*YOUR TASK*
Return, from the material below, each line in which "with" occurs.

─── EXERCISE INPUTS ───

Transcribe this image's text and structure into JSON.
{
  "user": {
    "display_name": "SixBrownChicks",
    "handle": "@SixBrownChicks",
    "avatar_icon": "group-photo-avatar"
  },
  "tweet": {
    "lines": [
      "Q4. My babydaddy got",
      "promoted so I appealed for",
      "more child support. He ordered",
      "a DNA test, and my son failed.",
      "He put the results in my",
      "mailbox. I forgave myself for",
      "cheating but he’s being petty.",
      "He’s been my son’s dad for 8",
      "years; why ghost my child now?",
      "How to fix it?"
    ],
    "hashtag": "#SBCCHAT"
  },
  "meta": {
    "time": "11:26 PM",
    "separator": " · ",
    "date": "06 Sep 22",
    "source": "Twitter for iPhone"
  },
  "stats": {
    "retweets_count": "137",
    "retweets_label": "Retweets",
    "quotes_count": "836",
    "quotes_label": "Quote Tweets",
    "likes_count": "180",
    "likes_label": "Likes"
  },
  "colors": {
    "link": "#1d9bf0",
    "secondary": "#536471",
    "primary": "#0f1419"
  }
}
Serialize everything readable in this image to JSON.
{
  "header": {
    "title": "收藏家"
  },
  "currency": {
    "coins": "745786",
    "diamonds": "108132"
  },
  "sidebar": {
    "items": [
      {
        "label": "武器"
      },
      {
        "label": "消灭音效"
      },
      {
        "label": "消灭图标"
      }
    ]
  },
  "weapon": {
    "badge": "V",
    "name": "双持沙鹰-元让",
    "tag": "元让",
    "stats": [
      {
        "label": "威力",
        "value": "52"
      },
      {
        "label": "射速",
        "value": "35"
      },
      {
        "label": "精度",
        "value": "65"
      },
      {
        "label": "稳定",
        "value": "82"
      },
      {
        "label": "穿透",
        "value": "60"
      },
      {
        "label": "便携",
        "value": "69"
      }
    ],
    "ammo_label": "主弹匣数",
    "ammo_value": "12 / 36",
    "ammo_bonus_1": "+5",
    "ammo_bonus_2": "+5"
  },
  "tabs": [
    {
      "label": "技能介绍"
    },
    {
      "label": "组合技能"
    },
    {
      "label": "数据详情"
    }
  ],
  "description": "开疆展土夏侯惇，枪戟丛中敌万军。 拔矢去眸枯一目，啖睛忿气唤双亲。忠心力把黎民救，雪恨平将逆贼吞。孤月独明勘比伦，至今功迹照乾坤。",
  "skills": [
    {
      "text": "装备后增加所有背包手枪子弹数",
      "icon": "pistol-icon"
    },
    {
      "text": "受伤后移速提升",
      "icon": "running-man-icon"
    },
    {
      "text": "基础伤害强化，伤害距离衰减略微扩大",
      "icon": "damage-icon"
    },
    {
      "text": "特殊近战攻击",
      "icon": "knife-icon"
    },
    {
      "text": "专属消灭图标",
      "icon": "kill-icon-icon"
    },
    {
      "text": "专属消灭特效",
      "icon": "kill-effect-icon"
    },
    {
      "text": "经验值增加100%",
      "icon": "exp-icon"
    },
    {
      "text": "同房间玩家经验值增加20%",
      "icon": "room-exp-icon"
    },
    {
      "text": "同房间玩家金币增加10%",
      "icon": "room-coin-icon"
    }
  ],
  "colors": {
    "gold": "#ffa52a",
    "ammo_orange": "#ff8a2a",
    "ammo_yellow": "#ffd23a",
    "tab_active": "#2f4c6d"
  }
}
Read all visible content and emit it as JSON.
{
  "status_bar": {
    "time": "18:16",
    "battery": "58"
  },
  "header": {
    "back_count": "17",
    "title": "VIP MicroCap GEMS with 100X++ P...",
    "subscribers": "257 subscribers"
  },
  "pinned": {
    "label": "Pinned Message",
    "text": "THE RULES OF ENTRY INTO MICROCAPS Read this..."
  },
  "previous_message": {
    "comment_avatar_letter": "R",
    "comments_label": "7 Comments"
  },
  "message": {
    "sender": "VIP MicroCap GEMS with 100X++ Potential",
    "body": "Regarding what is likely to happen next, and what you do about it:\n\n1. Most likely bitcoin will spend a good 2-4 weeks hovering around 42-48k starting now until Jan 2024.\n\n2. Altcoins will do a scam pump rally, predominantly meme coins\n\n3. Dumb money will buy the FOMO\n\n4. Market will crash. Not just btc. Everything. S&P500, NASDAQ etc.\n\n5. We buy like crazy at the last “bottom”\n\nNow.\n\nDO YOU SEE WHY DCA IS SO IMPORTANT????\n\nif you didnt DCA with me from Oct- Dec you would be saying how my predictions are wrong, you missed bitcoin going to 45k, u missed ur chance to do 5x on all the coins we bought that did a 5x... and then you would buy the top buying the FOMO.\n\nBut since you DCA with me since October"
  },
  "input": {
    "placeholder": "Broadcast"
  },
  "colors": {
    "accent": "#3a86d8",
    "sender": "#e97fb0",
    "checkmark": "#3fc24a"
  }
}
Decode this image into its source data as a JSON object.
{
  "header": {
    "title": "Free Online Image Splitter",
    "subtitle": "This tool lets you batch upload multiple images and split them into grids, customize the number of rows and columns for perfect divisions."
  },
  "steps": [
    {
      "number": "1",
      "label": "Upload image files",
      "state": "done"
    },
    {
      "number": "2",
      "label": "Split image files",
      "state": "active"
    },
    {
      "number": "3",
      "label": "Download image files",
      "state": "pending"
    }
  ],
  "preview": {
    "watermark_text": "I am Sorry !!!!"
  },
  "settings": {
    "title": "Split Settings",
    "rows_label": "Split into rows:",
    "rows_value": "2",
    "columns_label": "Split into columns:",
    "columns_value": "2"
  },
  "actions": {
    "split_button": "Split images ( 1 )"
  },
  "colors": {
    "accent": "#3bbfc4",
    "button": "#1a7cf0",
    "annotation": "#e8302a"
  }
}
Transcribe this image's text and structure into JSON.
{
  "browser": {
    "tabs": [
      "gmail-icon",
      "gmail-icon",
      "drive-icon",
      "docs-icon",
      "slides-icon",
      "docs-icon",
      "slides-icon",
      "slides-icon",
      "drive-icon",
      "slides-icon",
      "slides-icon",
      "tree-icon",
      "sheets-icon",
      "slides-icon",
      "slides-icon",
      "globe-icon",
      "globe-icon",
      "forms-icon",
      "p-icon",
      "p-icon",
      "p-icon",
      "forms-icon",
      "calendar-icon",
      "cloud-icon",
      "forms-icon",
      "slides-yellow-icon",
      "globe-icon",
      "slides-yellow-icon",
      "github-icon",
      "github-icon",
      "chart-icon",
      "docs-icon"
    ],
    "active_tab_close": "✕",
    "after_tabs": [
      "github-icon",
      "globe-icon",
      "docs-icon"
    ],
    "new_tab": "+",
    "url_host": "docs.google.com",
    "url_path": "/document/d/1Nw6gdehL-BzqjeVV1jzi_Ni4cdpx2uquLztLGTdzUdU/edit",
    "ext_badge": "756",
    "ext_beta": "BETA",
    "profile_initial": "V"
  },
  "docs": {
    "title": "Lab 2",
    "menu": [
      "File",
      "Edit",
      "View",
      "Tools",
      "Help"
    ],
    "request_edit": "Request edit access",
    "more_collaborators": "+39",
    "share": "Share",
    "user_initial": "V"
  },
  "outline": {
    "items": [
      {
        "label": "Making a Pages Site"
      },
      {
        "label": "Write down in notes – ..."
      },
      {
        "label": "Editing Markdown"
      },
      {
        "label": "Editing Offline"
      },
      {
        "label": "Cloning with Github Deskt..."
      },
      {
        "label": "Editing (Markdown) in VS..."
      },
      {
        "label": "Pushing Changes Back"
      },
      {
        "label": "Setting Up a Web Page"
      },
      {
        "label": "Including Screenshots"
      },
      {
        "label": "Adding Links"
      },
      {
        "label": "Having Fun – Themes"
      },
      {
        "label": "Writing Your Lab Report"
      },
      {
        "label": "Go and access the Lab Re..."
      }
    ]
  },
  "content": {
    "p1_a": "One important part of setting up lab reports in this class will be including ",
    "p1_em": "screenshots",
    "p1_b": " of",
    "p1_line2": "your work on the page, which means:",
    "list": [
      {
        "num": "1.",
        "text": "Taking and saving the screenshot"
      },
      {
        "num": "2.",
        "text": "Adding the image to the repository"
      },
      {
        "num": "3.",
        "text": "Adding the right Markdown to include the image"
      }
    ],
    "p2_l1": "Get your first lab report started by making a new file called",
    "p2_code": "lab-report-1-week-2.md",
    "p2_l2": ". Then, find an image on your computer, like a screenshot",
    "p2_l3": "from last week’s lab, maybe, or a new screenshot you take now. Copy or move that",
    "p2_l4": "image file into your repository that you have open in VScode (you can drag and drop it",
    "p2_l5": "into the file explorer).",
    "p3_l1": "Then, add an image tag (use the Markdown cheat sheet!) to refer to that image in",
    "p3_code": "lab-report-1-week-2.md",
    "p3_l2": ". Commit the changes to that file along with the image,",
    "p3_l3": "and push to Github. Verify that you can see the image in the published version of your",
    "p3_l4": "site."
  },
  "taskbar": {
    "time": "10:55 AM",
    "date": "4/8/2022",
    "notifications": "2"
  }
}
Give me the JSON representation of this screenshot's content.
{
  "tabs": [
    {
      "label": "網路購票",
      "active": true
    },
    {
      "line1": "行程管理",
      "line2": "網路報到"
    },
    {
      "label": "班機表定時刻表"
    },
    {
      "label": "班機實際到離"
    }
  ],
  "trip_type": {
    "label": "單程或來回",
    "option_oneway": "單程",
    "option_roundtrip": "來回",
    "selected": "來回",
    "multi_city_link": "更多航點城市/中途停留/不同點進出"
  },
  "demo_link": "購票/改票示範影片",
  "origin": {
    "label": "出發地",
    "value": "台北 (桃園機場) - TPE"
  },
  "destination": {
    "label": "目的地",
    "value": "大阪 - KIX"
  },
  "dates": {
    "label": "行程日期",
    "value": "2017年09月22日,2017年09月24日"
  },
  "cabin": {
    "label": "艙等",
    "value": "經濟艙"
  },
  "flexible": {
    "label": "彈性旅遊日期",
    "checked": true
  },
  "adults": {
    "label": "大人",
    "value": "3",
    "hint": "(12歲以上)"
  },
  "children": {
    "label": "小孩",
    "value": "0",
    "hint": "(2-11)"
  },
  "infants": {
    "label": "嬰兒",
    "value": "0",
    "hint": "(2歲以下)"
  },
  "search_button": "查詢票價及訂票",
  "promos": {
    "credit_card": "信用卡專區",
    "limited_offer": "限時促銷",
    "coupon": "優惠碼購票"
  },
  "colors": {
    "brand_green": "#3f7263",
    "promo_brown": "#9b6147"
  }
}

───

*EXERCISE OUTPUT*
    "title": "VIP MicroCap GEMS with 100X++ P...",
    "sender": "VIP MicroCap GEMS with 100X++ Potential",
    "body": "Regarding what is likely to happen next, and what you do about it:\n\n1. Most likely bitcoin will spend a good 2-4 weeks hovering around 42-48k starting now until Jan 2024.\n\n2. Altcoins will do a scam pump rally, predominantly meme coins\n\n3. Dumb money will buy the FOMO\n\n4. Market will crash. Not just btc. Everything. S&P500, NASDAQ etc.\n\n5. We buy like crazy at the last “bottom”\n\nNow.\n\nDO YOU SEE WHY DCA IS SO IMPORTANT????\n\nif you didnt DCA with me from Oct- Dec you would be saying how my predictions are wrong, you missed bitcoin going to 45k, u missed ur chance to do 5x on all the coins we bought that did a 5x... and then you would buy the top buying the FOMO.\n\nBut since you DCA with me since October"
        "label": "Cloning with Github Deskt..."
    "p3_l2": ". Commit the changes to that file along with the image,",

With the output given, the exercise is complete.